--- Data for processing Enclosed Below ---

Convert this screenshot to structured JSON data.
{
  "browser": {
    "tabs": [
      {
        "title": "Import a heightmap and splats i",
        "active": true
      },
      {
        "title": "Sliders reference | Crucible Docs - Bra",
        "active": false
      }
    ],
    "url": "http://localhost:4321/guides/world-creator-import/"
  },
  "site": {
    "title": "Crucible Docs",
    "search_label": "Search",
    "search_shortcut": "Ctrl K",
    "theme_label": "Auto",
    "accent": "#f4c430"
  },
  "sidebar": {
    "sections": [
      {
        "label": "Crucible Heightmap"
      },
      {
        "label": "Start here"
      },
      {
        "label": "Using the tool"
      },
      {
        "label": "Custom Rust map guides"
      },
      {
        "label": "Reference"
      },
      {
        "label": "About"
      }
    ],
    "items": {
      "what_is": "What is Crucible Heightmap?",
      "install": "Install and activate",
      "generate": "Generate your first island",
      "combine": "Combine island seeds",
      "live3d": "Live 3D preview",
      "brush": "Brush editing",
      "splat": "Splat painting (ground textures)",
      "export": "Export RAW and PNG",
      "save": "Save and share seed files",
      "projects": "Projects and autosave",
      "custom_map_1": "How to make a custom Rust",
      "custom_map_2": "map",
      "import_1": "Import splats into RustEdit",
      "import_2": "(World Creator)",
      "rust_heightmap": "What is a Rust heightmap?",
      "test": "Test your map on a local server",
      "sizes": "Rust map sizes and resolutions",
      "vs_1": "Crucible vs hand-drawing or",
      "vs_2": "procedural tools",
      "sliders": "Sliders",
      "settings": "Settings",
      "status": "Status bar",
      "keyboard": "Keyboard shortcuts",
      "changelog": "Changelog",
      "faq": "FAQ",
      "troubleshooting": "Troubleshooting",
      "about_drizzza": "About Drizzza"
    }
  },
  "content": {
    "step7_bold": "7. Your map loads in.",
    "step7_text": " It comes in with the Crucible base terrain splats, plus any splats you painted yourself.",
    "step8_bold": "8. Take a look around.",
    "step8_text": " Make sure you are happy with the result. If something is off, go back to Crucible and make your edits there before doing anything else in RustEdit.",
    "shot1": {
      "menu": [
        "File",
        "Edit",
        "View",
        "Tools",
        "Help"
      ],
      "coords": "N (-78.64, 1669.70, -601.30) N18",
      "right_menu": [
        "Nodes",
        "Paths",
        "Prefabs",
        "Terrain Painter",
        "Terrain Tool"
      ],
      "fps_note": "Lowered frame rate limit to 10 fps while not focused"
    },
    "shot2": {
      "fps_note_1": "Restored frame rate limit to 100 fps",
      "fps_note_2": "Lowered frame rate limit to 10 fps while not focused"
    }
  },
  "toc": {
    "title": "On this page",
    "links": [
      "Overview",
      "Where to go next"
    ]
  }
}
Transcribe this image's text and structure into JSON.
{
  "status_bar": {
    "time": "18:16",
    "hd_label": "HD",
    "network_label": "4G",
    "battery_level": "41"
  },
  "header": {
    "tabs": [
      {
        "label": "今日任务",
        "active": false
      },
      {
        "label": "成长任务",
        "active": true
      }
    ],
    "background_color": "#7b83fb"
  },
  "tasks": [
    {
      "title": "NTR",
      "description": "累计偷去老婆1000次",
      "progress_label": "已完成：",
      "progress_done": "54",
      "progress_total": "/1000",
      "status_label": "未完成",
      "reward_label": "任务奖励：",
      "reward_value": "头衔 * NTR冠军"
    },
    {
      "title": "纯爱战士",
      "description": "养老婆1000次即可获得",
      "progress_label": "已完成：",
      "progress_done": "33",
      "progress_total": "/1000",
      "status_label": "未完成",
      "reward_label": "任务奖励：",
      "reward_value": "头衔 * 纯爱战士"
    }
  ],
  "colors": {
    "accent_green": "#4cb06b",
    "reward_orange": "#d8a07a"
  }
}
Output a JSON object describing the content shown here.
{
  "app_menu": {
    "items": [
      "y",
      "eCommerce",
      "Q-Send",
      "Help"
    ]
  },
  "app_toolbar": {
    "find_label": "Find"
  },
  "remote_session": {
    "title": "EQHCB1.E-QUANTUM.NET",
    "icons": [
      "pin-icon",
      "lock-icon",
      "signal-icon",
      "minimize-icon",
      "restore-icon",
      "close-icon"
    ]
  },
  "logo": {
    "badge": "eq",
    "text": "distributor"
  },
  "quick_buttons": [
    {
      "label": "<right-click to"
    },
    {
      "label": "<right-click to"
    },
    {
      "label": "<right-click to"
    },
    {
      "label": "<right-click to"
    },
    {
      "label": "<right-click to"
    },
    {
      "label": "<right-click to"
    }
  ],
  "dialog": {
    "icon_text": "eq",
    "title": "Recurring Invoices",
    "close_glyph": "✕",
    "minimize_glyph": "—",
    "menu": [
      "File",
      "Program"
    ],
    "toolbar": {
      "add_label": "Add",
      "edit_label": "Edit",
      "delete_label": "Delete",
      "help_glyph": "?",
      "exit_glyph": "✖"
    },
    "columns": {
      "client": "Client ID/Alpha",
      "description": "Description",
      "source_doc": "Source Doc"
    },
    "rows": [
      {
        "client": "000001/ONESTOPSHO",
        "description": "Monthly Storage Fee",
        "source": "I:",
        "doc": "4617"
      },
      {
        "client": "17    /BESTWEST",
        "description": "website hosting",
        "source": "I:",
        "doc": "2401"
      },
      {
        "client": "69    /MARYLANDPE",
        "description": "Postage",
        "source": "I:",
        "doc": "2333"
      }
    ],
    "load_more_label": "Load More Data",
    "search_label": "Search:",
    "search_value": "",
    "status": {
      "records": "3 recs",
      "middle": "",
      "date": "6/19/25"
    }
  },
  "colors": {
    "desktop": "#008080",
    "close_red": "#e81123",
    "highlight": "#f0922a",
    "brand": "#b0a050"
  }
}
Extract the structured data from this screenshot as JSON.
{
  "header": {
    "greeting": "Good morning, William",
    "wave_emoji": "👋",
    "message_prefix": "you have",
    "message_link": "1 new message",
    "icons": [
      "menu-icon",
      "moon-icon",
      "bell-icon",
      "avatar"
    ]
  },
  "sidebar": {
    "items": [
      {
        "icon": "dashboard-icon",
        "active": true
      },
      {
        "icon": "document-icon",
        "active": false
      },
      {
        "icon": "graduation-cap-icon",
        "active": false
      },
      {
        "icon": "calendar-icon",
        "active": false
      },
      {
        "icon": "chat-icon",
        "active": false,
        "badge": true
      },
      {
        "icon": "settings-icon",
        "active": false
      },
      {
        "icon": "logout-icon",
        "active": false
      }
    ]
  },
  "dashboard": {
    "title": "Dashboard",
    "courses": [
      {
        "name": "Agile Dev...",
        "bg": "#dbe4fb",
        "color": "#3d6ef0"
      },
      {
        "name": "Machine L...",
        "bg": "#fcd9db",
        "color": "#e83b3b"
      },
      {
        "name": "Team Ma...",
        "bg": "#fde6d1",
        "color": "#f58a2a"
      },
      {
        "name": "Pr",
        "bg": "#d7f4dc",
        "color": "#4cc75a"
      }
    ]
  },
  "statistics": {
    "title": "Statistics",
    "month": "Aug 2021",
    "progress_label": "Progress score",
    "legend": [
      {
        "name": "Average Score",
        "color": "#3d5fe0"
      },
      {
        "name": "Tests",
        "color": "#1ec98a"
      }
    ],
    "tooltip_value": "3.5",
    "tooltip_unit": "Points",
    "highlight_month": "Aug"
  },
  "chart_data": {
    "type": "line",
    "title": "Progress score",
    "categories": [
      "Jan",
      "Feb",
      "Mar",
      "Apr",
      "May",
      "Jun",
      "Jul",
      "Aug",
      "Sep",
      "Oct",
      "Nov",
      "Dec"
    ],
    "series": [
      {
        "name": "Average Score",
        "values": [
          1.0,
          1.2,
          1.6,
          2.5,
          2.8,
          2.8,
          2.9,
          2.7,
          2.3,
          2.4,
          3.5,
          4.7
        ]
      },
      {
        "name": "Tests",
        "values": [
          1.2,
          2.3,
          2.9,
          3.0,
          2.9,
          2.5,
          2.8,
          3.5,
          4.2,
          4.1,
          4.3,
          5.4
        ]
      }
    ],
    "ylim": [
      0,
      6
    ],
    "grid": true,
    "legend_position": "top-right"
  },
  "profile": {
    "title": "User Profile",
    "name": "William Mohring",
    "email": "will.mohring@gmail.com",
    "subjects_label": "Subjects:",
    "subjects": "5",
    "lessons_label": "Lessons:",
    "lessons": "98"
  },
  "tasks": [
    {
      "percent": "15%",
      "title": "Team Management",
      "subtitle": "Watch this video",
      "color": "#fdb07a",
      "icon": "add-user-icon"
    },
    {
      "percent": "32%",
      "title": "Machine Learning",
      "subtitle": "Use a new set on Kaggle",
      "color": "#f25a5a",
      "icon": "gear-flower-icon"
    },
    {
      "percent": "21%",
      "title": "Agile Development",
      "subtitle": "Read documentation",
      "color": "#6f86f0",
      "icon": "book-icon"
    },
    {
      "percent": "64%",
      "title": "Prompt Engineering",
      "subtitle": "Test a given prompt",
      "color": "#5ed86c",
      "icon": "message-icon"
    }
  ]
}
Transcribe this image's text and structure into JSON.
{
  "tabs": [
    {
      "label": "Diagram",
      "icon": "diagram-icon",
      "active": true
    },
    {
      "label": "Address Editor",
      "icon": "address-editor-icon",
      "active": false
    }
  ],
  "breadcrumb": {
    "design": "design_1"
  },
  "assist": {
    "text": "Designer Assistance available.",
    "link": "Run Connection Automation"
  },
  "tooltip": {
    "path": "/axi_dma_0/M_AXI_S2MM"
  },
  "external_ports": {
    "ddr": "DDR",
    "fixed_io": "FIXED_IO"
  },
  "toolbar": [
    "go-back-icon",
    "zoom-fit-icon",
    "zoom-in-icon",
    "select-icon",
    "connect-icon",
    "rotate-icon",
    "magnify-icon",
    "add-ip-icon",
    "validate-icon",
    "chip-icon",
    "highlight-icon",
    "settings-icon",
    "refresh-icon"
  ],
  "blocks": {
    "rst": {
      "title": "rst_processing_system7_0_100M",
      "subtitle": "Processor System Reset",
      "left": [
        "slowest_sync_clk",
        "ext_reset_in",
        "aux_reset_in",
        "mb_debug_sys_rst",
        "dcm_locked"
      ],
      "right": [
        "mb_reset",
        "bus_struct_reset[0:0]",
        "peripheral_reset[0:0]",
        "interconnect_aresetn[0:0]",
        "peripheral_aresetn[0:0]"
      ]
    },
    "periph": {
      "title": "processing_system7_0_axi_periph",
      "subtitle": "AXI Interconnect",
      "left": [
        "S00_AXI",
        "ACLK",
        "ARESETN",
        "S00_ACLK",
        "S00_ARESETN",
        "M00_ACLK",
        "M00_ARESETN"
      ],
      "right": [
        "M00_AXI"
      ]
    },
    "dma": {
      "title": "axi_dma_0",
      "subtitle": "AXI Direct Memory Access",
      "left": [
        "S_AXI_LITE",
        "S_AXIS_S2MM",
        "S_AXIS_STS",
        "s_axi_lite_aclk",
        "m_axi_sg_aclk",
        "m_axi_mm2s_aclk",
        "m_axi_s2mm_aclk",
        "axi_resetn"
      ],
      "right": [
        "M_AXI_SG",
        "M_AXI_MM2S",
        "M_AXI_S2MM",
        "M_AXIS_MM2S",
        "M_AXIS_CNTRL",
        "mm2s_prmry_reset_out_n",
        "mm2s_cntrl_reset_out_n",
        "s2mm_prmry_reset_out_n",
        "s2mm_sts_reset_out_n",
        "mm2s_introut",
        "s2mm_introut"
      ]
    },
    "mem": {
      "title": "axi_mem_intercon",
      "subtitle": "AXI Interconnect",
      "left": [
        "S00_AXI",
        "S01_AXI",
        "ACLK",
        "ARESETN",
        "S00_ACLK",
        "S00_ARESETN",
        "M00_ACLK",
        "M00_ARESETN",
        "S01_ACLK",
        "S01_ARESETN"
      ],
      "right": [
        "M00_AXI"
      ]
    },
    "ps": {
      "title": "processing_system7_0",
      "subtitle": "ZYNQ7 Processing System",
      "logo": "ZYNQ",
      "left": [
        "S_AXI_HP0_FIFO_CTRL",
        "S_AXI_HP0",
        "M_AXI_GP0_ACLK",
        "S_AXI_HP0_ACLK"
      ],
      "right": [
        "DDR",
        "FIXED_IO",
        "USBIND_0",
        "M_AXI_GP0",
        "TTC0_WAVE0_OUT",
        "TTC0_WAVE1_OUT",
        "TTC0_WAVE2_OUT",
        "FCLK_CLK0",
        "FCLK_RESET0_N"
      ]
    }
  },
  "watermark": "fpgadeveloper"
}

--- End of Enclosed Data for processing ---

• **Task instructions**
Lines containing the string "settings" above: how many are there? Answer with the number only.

• **Response to the task**
3